[EXERCISE REQUIREMENTS] Where the word "this" appears in a line below, copy the whole line.

[INPUT DATA]
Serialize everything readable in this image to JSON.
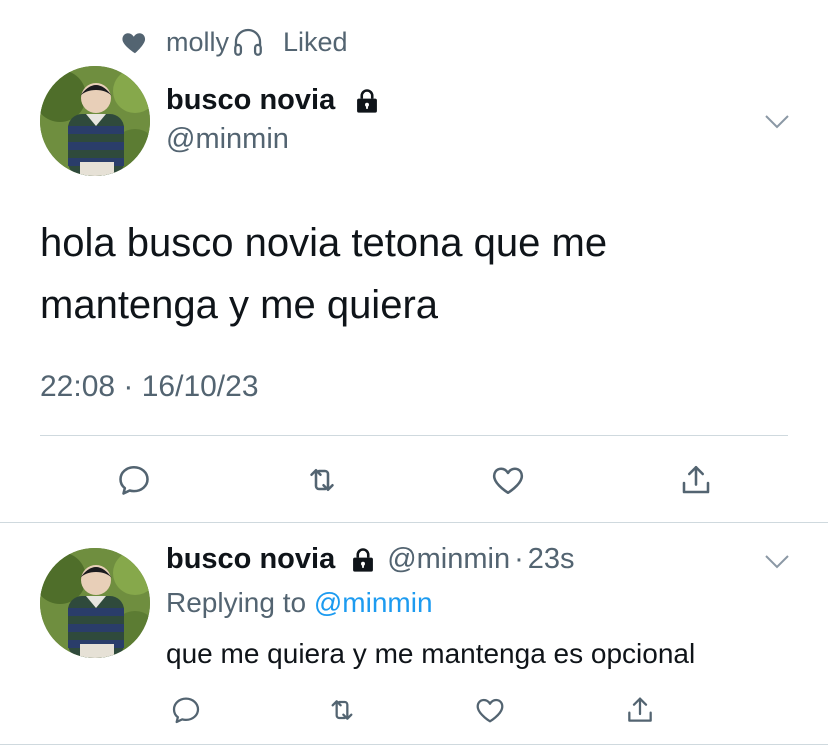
{
  "liked_by": {
    "name": "molly",
    "label": "Liked",
    "icons": [
      "heart-icon",
      "headphones-icon"
    ]
  },
  "tweet": {
    "display_name": "busco novia",
    "handle": "@minmin",
    "text_line1": "hola busco novia tetona que me",
    "text_line2": "mantenga y me quiera",
    "timestamp": "22:08 · 16/10/23",
    "actions": [
      "reply-icon",
      "retweet-icon",
      "like-icon",
      "share-icon"
    ]
  },
  "reply": {
    "display_name": "busco novia",
    "handle": "@minmin",
    "separator": "·",
    "time_ago": "23s",
    "replying_prefix": "Replying to",
    "replying_to": "@minmin",
    "text": "que me quiera y me mantenga es opcional",
    "actions": [
      "reply-icon",
      "retweet-icon",
      "like-icon",
      "share-icon"
    ]
  },
  "colors": {
    "secondary_text": "#536471",
    "link": "#1d9bf0",
    "divider": "#cfd9de"
  }
}
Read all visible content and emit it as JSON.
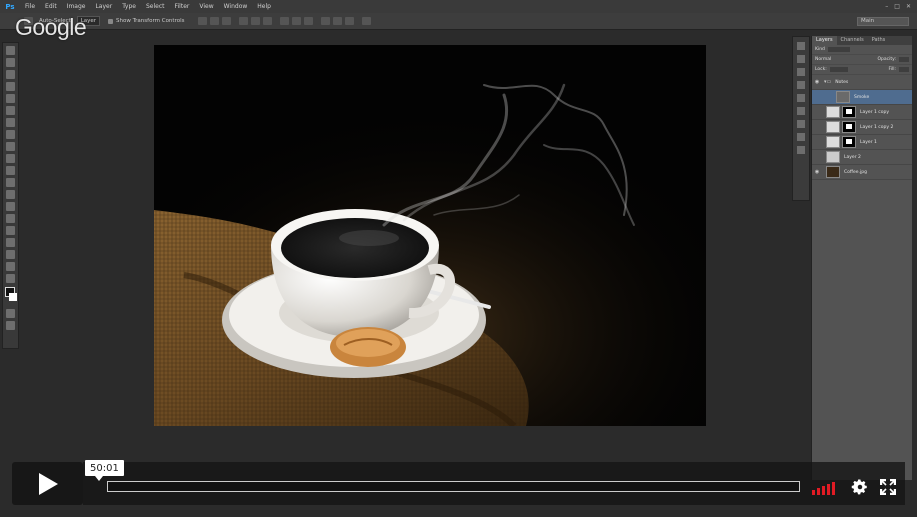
{
  "app": {
    "logo": "Ps",
    "menu": [
      "File",
      "Edit",
      "Image",
      "Layer",
      "Type",
      "Select",
      "Filter",
      "View",
      "Window",
      "Help"
    ],
    "window_controls": [
      "–",
      "□",
      "✕"
    ]
  },
  "options_bar": {
    "auto_select_label": "Auto-Select:",
    "auto_select_value": "Layer",
    "transform_label": "Show Transform Controls",
    "workspace": "Main"
  },
  "watermark": "Google",
  "layers_panel": {
    "tabs": [
      "Layers",
      "Channels",
      "Paths"
    ],
    "filter_label": "Kind",
    "blend_mode": "Normal",
    "opacity_label": "Opacity:",
    "lock_label": "Lock:",
    "fill_label": "Fill:",
    "layers": [
      {
        "name": "Notes",
        "type": "group"
      },
      {
        "name": "Smoke",
        "type": "layer",
        "selected": true
      },
      {
        "name": "Layer 1 copy",
        "type": "masked"
      },
      {
        "name": "Layer 1 copy 2",
        "type": "masked"
      },
      {
        "name": "Layer 1",
        "type": "masked"
      },
      {
        "name": "Layer 2",
        "type": "layer"
      },
      {
        "name": "Coffee.jpg",
        "type": "layer"
      }
    ]
  },
  "player": {
    "timestamp": "50:01",
    "volume_bars": 5,
    "icons": [
      "play-icon",
      "volume-icon",
      "settings-icon",
      "fullscreen-icon"
    ],
    "accent": "#e01b24"
  }
}
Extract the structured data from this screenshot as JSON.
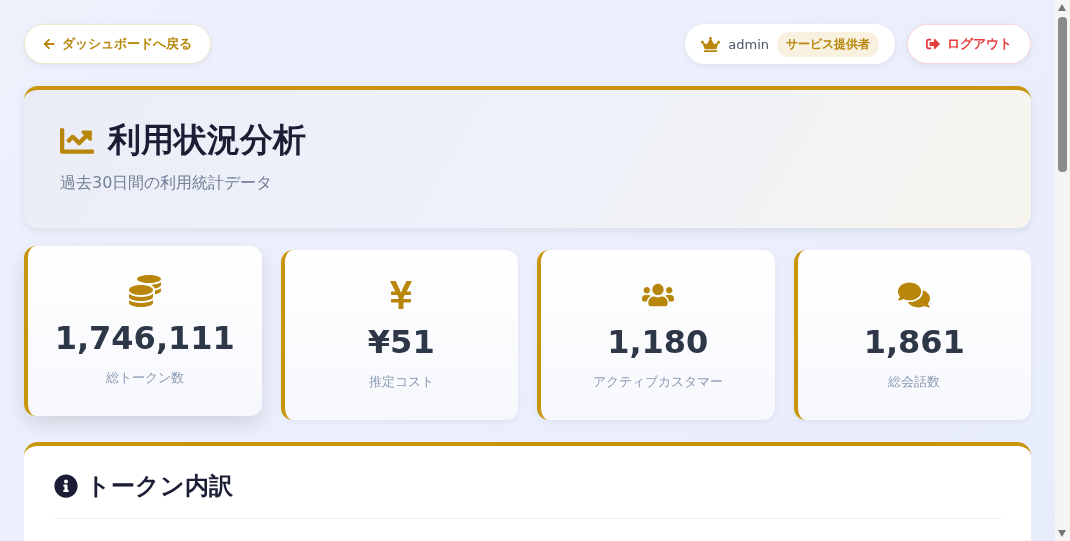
{
  "header": {
    "back_button": "ダッシュボードへ戻る",
    "user": {
      "name": "admin",
      "role": "サービス提供者"
    },
    "logout_button": "ログアウト"
  },
  "hero": {
    "title": "利用状況分析",
    "subtitle": "過去30日間の利用統計データ"
  },
  "stats": [
    {
      "kind": "tokens",
      "value": "1,746,111",
      "label": "総トークン数",
      "hovered": true
    },
    {
      "kind": "cost",
      "value": "¥51",
      "label": "推定コスト",
      "hovered": false
    },
    {
      "kind": "customers",
      "value": "1,180",
      "label": "アクティブカスタマー",
      "hovered": false
    },
    {
      "kind": "conversations",
      "value": "1,861",
      "label": "総会話数",
      "hovered": false
    }
  ],
  "section": {
    "title": "トークン内訳"
  }
}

[WRITTEN SOLUTION]
Serialize everything readable in this image to JSON.
Extract the structured data from this screenshot as JSON.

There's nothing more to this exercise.